- [EXERCISE AIM] Would you return the data exactly as given, except for its pictures?

=====

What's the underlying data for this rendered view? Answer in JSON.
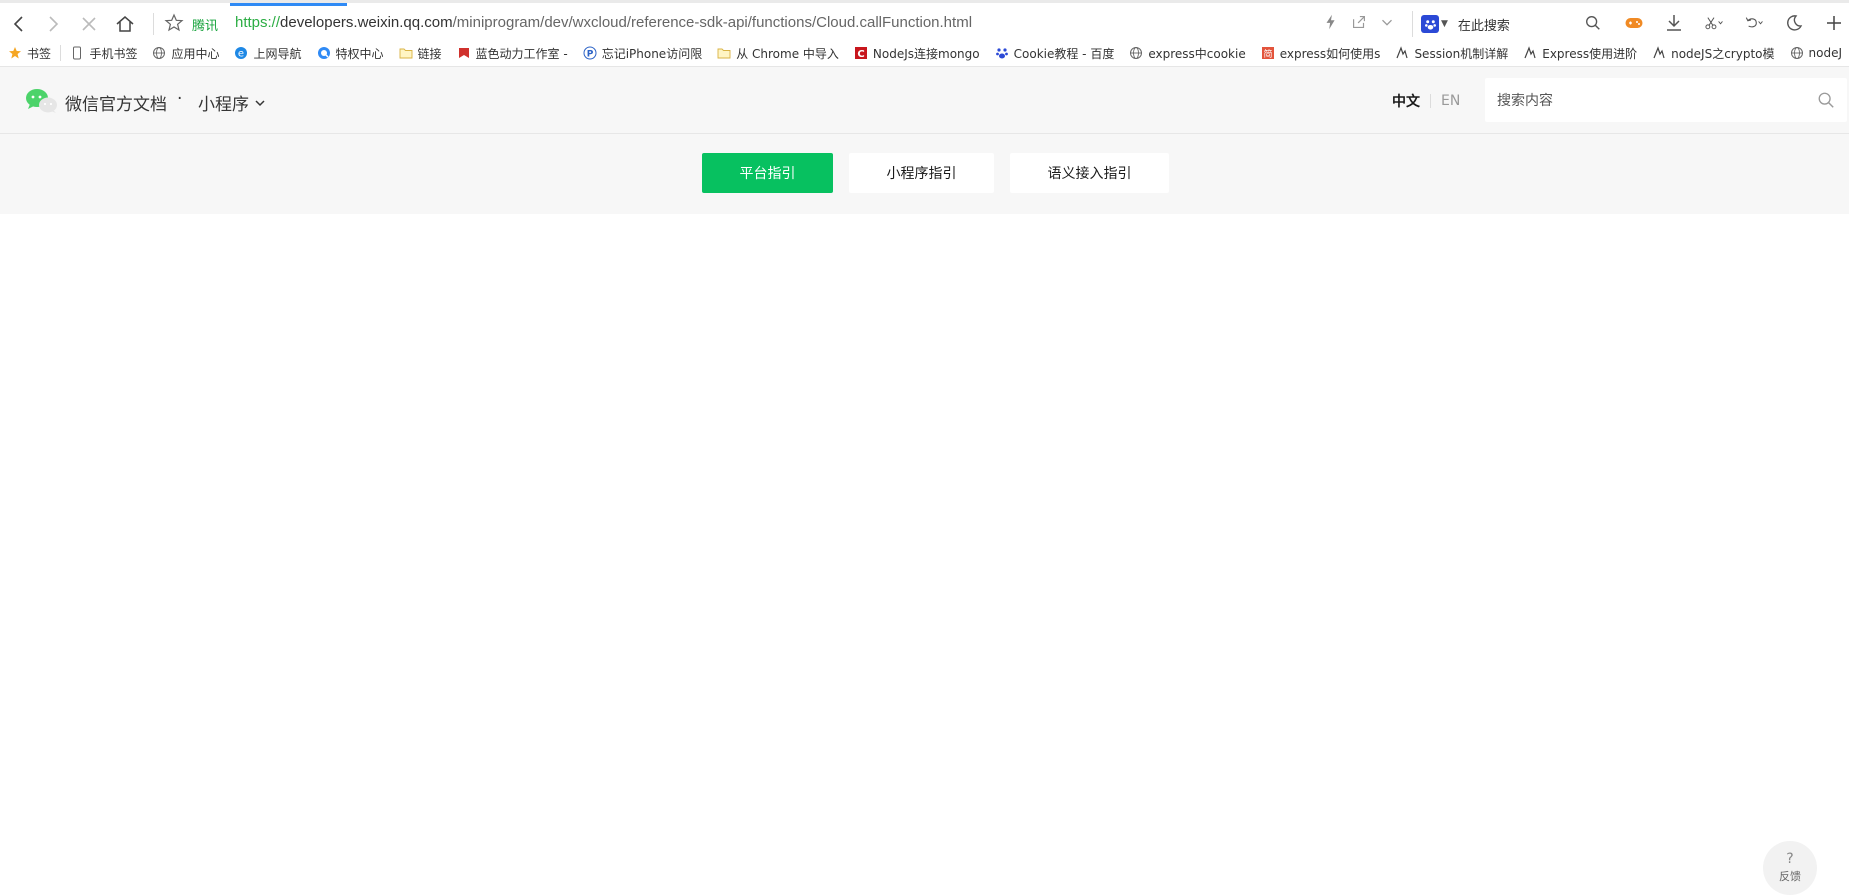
{
  "browser": {
    "site_label": "腾讯",
    "url": {
      "scheme": "https://",
      "host": "developers.weixin.qq.com",
      "path": "/miniprogram/dev/wxcloud/reference-sdk-api/functions/Cloud.callFunction.html"
    },
    "search_engine_placeholder": "在此搜索"
  },
  "bookmarks": [
    {
      "label": "书签",
      "icon": "star-icon"
    },
    {
      "label": "手机书签",
      "icon": "phone-icon"
    },
    {
      "label": "应用中心",
      "icon": "globe-icon"
    },
    {
      "label": "上网导航",
      "icon": "ie-icon"
    },
    {
      "label": "特权中心",
      "icon": "q-icon"
    },
    {
      "label": "链接",
      "icon": "folder-icon"
    },
    {
      "label": "蓝色动力工作室 -",
      "icon": "bookmark-icon"
    },
    {
      "label": "忘记iPhone访问限",
      "icon": "p-icon"
    },
    {
      "label": "从 Chrome 中导入",
      "icon": "folder-icon"
    },
    {
      "label": "NodeJs连接mongo",
      "icon": "c-icon"
    },
    {
      "label": "Cookie教程 - 百度",
      "icon": "baidu-icon"
    },
    {
      "label": "express中cookie",
      "icon": "globe-icon"
    },
    {
      "label": "express如何使用s",
      "icon": "jian-icon"
    },
    {
      "label": "Session机制详解",
      "icon": "tilde-icon"
    },
    {
      "label": "Express使用进阶",
      "icon": "tilde-icon"
    },
    {
      "label": "nodeJS之crypto模",
      "icon": "tilde-icon"
    },
    {
      "label": "nodeJ",
      "icon": "globe-icon"
    }
  ],
  "header": {
    "brand_title": "微信官方文档",
    "brand_separator": "·",
    "product": "小程序",
    "lang_zh": "中文",
    "lang_en": "EN",
    "search_placeholder": "搜索内容"
  },
  "guides": {
    "platform": "平台指引",
    "miniprogram": "小程序指引",
    "semantic": "语义接入指引"
  },
  "feedback": {
    "icon_text": "?",
    "label": "反馈"
  },
  "colors": {
    "brand_green": "#07c160",
    "progress_blue": "#2f8af5",
    "header_bg": "#f7f7f7"
  }
}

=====

- [PROBLEM SOLUTION]
What's the underlying data for this rendered view? Answer in JSON.
{
  "browser": {
    "site_label": "腾讯",
    "url": {
      "scheme": "https://",
      "host": "developers.weixin.qq.com",
      "path": "/miniprogram/dev/wxcloud/reference-sdk-api/functions/Cloud.callFunction.html"
    },
    "search_engine_placeholder": "在此搜索"
  },
  "bookmarks": [
    {
      "label": "书签",
      "icon": "star-icon"
    },
    {
      "label": "手机书签",
      "icon": "phone-icon"
    },
    {
      "label": "应用中心",
      "icon": "globe-icon"
    },
    {
      "label": "上网导航",
      "icon": "ie-icon"
    },
    {
      "label": "特权中心",
      "icon": "q-icon"
    },
    {
      "label": "链接",
      "icon": "folder-icon"
    },
    {
      "label": "蓝色动力工作室 -",
      "icon": "bookmark-icon"
    },
    {
      "label": "忘记iPhone访问限",
      "icon": "p-icon"
    },
    {
      "label": "从 Chrome 中导入",
      "icon": "folder-icon"
    },
    {
      "label": "NodeJs连接mongo",
      "icon": "c-icon"
    },
    {
      "label": "Cookie教程 - 百度",
      "icon": "baidu-icon"
    },
    {
      "label": "express中cookie",
      "icon": "globe-icon"
    },
    {
      "label": "express如何使用s",
      "icon": "jian-icon"
    },
    {
      "label": "Session机制详解",
      "icon": "tilde-icon"
    },
    {
      "label": "Express使用进阶",
      "icon": "tilde-icon"
    },
    {
      "label": "nodeJS之crypto模",
      "icon": "tilde-icon"
    },
    {
      "label": "nodeJ",
      "icon": "globe-icon"
    }
  ],
  "header": {
    "brand_title": "微信官方文档",
    "brand_separator": "·",
    "product": "小程序",
    "lang_zh": "中文",
    "lang_en": "EN",
    "search_placeholder": "搜索内容"
  },
  "guides": {
    "platform": "平台指引",
    "miniprogram": "小程序指引",
    "semantic": "语义接入指引"
  },
  "feedback": {
    "icon_text": "?",
    "label": "反馈"
  },
  "colors": {
    "brand_green": "#07c160",
    "progress_blue": "#2f8af5",
    "header_bg": "#f7f7f7"
  }
}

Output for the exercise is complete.